Each entry must be written out again exactly as it stands.
─── Materials provided
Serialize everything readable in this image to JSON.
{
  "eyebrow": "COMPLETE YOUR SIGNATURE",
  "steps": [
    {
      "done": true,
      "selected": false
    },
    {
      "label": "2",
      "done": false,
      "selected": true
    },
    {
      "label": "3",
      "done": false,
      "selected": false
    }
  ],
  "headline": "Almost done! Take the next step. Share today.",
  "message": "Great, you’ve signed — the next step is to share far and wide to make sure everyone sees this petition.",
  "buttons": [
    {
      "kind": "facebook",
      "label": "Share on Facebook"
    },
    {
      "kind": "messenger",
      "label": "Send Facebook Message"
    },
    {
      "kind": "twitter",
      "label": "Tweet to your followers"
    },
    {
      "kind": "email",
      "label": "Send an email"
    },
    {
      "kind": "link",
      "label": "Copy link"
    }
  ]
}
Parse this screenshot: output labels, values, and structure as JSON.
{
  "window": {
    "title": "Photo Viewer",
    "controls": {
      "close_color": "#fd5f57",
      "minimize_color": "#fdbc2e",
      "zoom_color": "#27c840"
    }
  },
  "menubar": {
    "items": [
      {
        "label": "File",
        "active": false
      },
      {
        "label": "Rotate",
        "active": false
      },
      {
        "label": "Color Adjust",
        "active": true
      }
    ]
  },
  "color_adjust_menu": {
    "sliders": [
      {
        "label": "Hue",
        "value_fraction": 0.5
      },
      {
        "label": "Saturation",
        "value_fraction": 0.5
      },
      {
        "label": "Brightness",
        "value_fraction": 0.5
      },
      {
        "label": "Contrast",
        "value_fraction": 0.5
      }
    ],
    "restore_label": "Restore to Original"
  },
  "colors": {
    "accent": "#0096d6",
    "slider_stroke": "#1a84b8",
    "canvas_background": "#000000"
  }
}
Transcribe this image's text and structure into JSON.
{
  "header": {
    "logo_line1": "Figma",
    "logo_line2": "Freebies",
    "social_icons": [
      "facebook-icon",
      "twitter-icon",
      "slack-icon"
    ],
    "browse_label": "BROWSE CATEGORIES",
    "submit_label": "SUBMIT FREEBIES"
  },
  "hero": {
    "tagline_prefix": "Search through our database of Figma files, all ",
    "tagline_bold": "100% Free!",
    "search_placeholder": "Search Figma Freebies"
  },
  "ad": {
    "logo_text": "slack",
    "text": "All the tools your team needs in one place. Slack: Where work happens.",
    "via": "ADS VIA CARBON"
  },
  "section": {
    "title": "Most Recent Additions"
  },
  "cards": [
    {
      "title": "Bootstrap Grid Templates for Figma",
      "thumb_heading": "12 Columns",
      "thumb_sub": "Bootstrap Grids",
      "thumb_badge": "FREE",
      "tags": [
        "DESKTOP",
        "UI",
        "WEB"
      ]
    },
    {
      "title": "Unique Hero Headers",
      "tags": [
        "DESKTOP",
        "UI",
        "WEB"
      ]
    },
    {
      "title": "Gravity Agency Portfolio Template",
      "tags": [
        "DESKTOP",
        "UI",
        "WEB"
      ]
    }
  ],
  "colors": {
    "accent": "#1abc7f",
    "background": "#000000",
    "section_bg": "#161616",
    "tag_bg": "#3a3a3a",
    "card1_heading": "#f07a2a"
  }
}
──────
Answer for this exercise ::
Serialize everything readable in this image to JSON.
{
  "eyebrow": "COMPLETE YOUR SIGNATURE",
  "steps": [
    {
      "done": true,
      "selected": false
    },
    {
      "label": "2",
      "done": false,
      "selected": true
    },
    {
      "label": "3",
      "done": false,
      "selected": false
    }
  ],
  "headline": "Almost done! Take the next step. Share today.",
  "message": "Great, you’ve signed — the next step is to share far and wide to make sure everyone sees this petition.",
  "buttons": [
    {
      "kind": "facebook",
      "label": "Share on Facebook"
    },
    {
      "kind": "messenger",
      "label": "Send Facebook Message"
    },
    {
      "kind": "twitter",
      "label": "Tweet to your followers"
    },
    {
      "kind": "email",
      "label": "Send an email"
    },
    {
      "kind": "link",
      "label": "Copy link"
    }
  ]
}
Parse this screenshot: output labels, values, and structure as JSON.
{
  "window": {
    "title": "Photo Viewer",
    "controls": {
      "close_color": "#fd5f57",
      "minimize_color": "#fdbc2e",
      "zoom_color": "#27c840"
    }
  },
  "menubar": {
    "items": [
      {
        "label": "File",
        "active": false
      },
      {
        "label": "Rotate",
        "active": false
      },
      {
        "label": "Color Adjust",
        "active": true
      }
    ]
  },
  "color_adjust_menu": {
    "sliders": [
      {
        "label": "Hue",
        "value_fraction": 0.5
      },
      {
        "label": "Saturation",
        "value_fraction": 0.5
      },
      {
        "label": "Brightness",
        "value_fraction": 0.5
      },
      {
        "label": "Contrast",
        "value_fraction": 0.5
      }
    ],
    "restore_label": "Restore to Original"
  },
  "colors": {
    "accent": "#0096d6",
    "slider_stroke": "#1a84b8",
    "canvas_background": "#000000"
  }
}
Transcribe this image's text and structure into JSON.
{
  "header": {
    "logo_line1": "Figma",
    "logo_line2": "Freebies",
    "social_icons": [
      "facebook-icon",
      "twitter-icon",
      "slack-icon"
    ],
    "browse_label": "BROWSE CATEGORIES",
    "submit_label": "SUBMIT FREEBIES"
  },
  "hero": {
    "tagline_prefix": "Search through our database of Figma files, all ",
    "tagline_bold": "100% Free!",
    "search_placeholder": "Search Figma Freebies"
  },
  "ad": {
    "logo_text": "slack",
    "text": "All the tools your team needs in one place. Slack: Where work happens.",
    "via": "ADS VIA CARBON"
  },
  "section": {
    "title": "Most Recent Additions"
  },
  "cards": [
    {
      "title": "Bootstrap Grid Templates for Figma",
      "thumb_heading": "12 Columns",
      "thumb_sub": "Bootstrap Grids",
      "thumb_badge": "FREE",
      "tags": [
        "DESKTOP",
        "UI",
        "WEB"
      ]
    },
    {
      "title": "Unique Hero Headers",
      "tags": [
        "DESKTOP",
        "UI",
        "WEB"
      ]
    },
    {
      "title": "Gravity Agency Portfolio Template",
      "tags": [
        "DESKTOP",
        "UI",
        "WEB"
      ]
    }
  ],
  "colors": {
    "accent": "#1abc7f",
    "background": "#000000",
    "section_bg": "#161616",
    "tag_bg": "#3a3a3a",
    "card1_heading": "#f07a2a"
  }
}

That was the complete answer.